Lesson 13 Frontiersmen -
Settlements in the West

 

American History Pages
   
  Native Americans
   
  Explorers
   
  Colonial America
   
  American Revolution
   
  The Constitution
   
  Our Nation Grows
   
  Civil War
   
  Industrial Nation
   
   
America (1785-1849)
   
 
The Northwest Ordinance
Life in the Northwest Territory
Louisiana Purchase
Explorers - Lewis and Clark & Pike
The Events leading up to the War of 1812
The War of 1812
The Star Spangled Banner
Life in the North
Life in the South
The Northwest Territory and Andrew Jackson
Canals
Americans Push West - The Trail of Tears
Frontiersmen/Settlements in the West
Mountain Men/Folklore
The Fight for Texas
Seneca Falls - Women's Rights
The Gold Rush
   

Frontier settlements started near a river that would provide transportation. First the trees were cut down. The trees were used to build a fence around the land that would be cleared. Next the trees inside the fenced-in area would be cleared. Once the trees were gone grass would grow. This was used to feed the livestock. Next a small cabin would be built. Crops would be grow in the spring.

Neighbors helped build the first house. A house could be built in two days. The men hunted, cleared the land, and planted crops. The women and children made clothing, tended the crops, cooked, and carried water. The only fun was a trip to a neighbor's house or going to church.

 

 Daniel Boone

Daniel Boone was one of the most famous frontiersmen in America. He is best known for being the first white man to create a settlement west of the Appalachian Mountains. He was born on November 2, 1734 in Pennsylvania. Even though he learned to read and write, Boone was a better hunter than a reader.

Daniel Boone moved to North Carolina when he was 15. He married Rebecca Bryan in North Carolina. They had 10 children.

During his exploration, Boone heard about the great hunting grounds in Kentucky which he explored from 1769 - 1782. On one trip, Boone came through the area that is now Johnson County, Tennessee. His horse became lame, and Boone left him in a valley next to a creek. The next year as Boone was traveling through the same area he saw his roan horse. The horse was fat and healthy. The valley is now named Roan Valley after Boone's horse.

Boone negotiated a treaty to buy land from the Cherokee called the Watauga Treaty. In 1775, Boone led a group of men through the wilderness across the Cumberland Gap into Kentucky. This became known as the Wilderness Trail. The men built a fort on the Kentucky River.

After the Revolution, Boone thought the area was becoming too crowded. The Spanish government allowed him to guide a group of settlers into the Missouri territory.

Boone was captured by the Shawnee in 1778. Many thought he was dead. After escaping the Shawnee, Boone continued to lead settlers into Kentucky.

In 1781, Boone was elected to the Virginia legislature. After Boone’s brother and son were killed, George Rogers Clark began a campaign against Native Americans.
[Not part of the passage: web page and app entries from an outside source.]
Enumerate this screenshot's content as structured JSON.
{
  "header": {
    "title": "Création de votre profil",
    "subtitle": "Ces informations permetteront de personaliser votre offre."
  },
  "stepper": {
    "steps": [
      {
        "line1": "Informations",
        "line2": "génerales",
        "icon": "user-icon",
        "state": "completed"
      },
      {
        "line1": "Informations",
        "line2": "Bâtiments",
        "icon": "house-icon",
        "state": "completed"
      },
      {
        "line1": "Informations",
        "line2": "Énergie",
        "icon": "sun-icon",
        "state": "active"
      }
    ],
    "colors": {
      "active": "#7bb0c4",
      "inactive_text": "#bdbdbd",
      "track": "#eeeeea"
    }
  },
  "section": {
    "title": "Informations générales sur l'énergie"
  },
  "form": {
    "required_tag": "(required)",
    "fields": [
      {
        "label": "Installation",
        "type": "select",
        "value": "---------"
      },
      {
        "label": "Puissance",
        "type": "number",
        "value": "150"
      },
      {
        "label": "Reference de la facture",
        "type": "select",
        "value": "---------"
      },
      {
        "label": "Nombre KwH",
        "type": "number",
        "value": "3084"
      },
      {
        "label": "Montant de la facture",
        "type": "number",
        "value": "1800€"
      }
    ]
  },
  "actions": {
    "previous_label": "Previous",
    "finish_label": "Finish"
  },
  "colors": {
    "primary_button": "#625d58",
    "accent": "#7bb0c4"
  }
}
Boone lost all his land claims. In his last years, Boone continued to hunt and explore the land of Ohio, West Virginia, and Missouri. He was living in Missouri when he died on September 26, 1820 at the age of 85.

 

Return to Our Growing Nation